EXERCISE OBJECTIVE: Since the entries below must stay intact, return each one exactly.

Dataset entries

·····

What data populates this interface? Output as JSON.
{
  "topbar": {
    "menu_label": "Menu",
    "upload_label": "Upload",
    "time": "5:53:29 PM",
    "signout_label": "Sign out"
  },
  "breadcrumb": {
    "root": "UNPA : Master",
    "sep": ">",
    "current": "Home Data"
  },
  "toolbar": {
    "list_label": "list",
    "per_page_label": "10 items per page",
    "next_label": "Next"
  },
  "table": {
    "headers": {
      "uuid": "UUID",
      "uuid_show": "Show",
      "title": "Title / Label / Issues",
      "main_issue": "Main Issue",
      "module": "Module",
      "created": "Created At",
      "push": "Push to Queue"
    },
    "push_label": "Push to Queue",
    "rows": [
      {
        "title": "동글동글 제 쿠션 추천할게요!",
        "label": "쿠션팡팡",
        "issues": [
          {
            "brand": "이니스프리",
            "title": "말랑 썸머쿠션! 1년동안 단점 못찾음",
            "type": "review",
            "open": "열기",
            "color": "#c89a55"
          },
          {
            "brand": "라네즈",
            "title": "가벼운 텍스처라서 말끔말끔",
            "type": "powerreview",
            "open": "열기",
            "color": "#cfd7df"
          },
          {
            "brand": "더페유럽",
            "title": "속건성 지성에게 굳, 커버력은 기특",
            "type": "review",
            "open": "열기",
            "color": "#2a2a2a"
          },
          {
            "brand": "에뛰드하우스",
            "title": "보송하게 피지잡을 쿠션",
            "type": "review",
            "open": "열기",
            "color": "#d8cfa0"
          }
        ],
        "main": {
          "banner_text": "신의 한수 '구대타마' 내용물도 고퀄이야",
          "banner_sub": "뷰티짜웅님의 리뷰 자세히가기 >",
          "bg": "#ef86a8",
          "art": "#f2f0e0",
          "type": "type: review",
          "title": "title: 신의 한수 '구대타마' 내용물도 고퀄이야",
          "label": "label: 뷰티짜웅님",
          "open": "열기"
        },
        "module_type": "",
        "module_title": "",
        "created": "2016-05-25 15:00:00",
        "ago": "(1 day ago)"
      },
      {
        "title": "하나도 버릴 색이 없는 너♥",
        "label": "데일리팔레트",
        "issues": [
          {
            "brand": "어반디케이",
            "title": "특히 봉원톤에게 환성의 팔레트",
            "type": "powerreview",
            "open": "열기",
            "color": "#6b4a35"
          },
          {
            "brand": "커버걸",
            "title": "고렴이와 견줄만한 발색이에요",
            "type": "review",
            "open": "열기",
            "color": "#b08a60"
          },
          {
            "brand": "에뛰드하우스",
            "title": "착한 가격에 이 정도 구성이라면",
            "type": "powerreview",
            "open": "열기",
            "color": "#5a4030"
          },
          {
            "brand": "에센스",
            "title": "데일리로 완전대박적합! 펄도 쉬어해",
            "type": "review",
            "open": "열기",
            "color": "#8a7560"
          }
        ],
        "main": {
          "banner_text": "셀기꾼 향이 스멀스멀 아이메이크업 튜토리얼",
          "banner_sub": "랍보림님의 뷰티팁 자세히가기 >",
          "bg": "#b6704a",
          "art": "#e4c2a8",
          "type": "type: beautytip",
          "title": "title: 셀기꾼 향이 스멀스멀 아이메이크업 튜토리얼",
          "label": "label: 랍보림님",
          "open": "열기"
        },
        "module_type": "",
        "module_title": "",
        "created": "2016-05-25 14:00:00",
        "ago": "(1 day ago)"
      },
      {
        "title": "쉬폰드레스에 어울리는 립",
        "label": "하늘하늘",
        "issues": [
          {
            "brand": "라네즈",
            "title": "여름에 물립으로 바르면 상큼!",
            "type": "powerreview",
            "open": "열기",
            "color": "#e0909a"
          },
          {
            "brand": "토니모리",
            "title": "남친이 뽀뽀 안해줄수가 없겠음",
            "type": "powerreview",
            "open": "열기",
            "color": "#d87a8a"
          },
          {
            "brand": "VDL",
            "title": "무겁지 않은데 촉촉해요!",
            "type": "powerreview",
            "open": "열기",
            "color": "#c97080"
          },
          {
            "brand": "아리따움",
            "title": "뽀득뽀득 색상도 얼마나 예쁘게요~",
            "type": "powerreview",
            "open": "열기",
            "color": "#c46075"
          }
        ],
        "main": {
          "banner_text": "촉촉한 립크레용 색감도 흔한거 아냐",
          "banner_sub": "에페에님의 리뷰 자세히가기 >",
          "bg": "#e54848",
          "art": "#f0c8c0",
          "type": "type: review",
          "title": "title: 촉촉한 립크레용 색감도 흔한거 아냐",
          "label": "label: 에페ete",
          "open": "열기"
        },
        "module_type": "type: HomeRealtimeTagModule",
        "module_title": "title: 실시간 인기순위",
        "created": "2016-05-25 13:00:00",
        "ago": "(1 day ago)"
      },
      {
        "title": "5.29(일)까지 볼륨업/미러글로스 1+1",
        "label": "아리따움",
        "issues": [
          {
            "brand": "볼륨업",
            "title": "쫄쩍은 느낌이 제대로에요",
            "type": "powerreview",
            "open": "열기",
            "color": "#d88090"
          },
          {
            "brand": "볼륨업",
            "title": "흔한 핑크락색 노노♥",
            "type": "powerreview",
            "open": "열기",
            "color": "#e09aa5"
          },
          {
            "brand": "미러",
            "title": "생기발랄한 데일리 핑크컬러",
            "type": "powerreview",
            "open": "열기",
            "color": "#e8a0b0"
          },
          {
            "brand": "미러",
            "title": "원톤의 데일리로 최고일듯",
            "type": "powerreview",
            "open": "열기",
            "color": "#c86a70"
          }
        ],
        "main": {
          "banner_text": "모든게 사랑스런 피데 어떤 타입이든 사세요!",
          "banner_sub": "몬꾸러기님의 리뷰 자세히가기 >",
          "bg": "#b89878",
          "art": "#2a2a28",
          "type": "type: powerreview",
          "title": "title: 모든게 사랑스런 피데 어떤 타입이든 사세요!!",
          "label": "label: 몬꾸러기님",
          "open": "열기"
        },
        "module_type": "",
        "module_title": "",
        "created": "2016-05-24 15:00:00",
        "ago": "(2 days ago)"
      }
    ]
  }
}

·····

FINISHED TASK:
What data populates this interface? Output as JSON.
{
  "topbar": {
    "menu_label": "Menu",
    "upload_label": "Upload",
    "time": "5:53:29 PM",
    "signout_label": "Sign out"
  },
  "breadcrumb": {
    "root": "UNPA : Master",
    "sep": ">",
    "current": "Home Data"
  },
  "toolbar": {
    "list_label": "list",
    "per_page_label": "10 items per page",
    "next_label": "Next"
  },
  "table": {
    "headers": {
      "uuid": "UUID",
      "uuid_show": "Show",
      "title": "Title / Label / Issues",
      "main_issue": "Main Issue",
      "module": "Module",
      "created": "Created At",
      "push": "Push to Queue"
    },
    "push_label": "Push to Queue",
    "rows": [
      {
        "title": "동글동글 제 쿠션 추천할게요!",
        "label": "쿠션팡팡",
        "issues": [
          {
            "brand": "이니스프리",
            "title": "말랑 썸머쿠션! 1년동안 단점 못찾음",
            "type": "review",
            "open": "열기",
            "color": "#c89a55"
          },
          {
            "brand": "라네즈",
            "title": "가벼운 텍스처라서 말끔말끔",
            "type": "powerreview",
            "open": "열기",
            "color": "#cfd7df"
          },
          {
            "brand": "더페유럽",
            "title": "속건성 지성에게 굳, 커버력은 기특",
            "type": "review",
            "open": "열기",
            "color": "#2a2a2a"
          },
          {
            "brand": "에뛰드하우스",
            "title": "보송하게 피지잡을 쿠션",
            "type": "review",
            "open": "열기",
            "color": "#d8cfa0"
          }
        ],
        "main": {
          "banner_text": "신의 한수 '구대타마' 내용물도 고퀄이야",
          "banner_sub": "뷰티짜웅님의 리뷰 자세히가기 >",
          "bg": "#ef86a8",
          "art": "#f2f0e0",
          "type": "type: review",
          "title": "title: 신의 한수 '구대타마' 내용물도 고퀄이야",
          "label": "label: 뷰티짜웅님",
          "open": "열기"
        },
        "module_type": "",
        "module_title": "",
        "created": "2016-05-25 15:00:00",
        "ago": "(1 day ago)"
      },
      {
        "title": "하나도 버릴 색이 없는 너♥",
        "label": "데일리팔레트",
        "issues": [
          {
            "brand": "어반디케이",
            "title": "특히 봉원톤에게 환성의 팔레트",
            "type": "powerreview",
            "open": "열기",
            "color": "#6b4a35"
          },
          {
            "brand": "커버걸",
            "title": "고렴이와 견줄만한 발색이에요",
            "type": "review",
            "open": "열기",
            "color": "#b08a60"
          },
          {
            "brand": "에뛰드하우스",
            "title": "착한 가격에 이 정도 구성이라면",
            "type": "powerreview",
            "open": "열기",
            "color": "#5a4030"
          },
          {
            "brand": "에센스",
            "title": "데일리로 완전대박적합! 펄도 쉬어해",
            "type": "review",
            "open": "열기",
            "color": "#8a7560"
          }
        ],
        "main": {
          "banner_text": "셀기꾼 향이 스멀스멀 아이메이크업 튜토리얼",
          "banner_sub": "랍보림님의 뷰티팁 자세히가기 >",
          "bg": "#b6704a",
          "art": "#e4c2a8",
          "type": "type: beautytip",
          "title": "title: 셀기꾼 향이 스멀스멀 아이메이크업 튜토리얼",
          "label": "label: 랍보림님",
          "open": "열기"
        },
        "module_type": "",
        "module_title": "",
        "created": "2016-05-25 14:00:00",
        "ago": "(1 day ago)"
      },
      {
        "title": "쉬폰드레스에 어울리는 립",
        "label": "하늘하늘",
        "issues": [
          {
            "brand": "라네즈",
            "title": "여름에 물립으로 바르면 상큼!",
            "type": "powerreview",
            "open": "열기",
            "color": "#e0909a"
          },
          {
            "brand": "토니모리",
            "title": "남친이 뽀뽀 안해줄수가 없겠음",
            "type": "powerreview",
            "open": "열기",
            "color": "#d87a8a"
          },
          {
            "brand": "VDL",
            "title": "무겁지 않은데 촉촉해요!",
            "type": "powerreview",
            "open": "열기",
            "color": "#c97080"
          },
          {
            "brand": "아리따움",
            "title": "뽀득뽀득 색상도 얼마나 예쁘게요~",
            "type": "powerreview",
            "open": "열기",
            "color": "#c46075"
          }
        ],
        "main": {
          "banner_text": "촉촉한 립크레용 색감도 흔한거 아냐",
          "banner_sub": "에페에님의 리뷰 자세히가기 >",
          "bg": "#e54848",
          "art": "#f0c8c0",
          "type": "type: review",
          "title": "title: 촉촉한 립크레용 색감도 흔한거 아냐",
          "label": "label: 에페ete",
          "open": "열기"
        },
        "module_type": "type: HomeRealtimeTagModule",
        "module_title": "title: 실시간 인기순위",
        "created": "2016-05-25 13:00:00",
        "ago": "(1 day ago)"
      },
      {
        "title": "5.29(일)까지 볼륨업/미러글로스 1+1",
        "label": "아리따움",
        "issues": [
          {
            "brand": "볼륨업",
            "title": "쫄쩍은 느낌이 제대로에요",
            "type": "powerreview",
            "open": "열기",
            "color": "#d88090"
          },
          {
            "brand": "볼륨업",
            "title": "흔한 핑크락색 노노♥",
            "type": "powerreview",
            "open": "열기",
            "color": "#e09aa5"
          },
          {
            "brand": "미러",
            "title": "생기발랄한 데일리 핑크컬러",
            "type": "powerreview",
            "open": "열기",
            "color": "#e8a0b0"
          },
          {
            "brand": "미러",
            "title": "원톤의 데일리로 최고일듯",
            "type": "powerreview",
            "open": "열기",
            "color": "#c86a70"
          }
        ],
        "main": {
          "banner_text": "모든게 사랑스런 피데 어떤 타입이든 사세요!",
          "banner_sub": "몬꾸러기님의 리뷰 자세히가기 >",
          "bg": "#b89878",
          "art": "#2a2a28",
          "type": "type: powerreview",
          "title": "title: 모든게 사랑스런 피데 어떤 타입이든 사세요!!",
          "label": "label: 몬꾸러기님",
          "open": "열기"
        },
        "module_type": "",
        "module_title": "",
        "created": "2016-05-24 15:00:00",
        "ago": "(2 days ago)"
      }
    ]
  }
}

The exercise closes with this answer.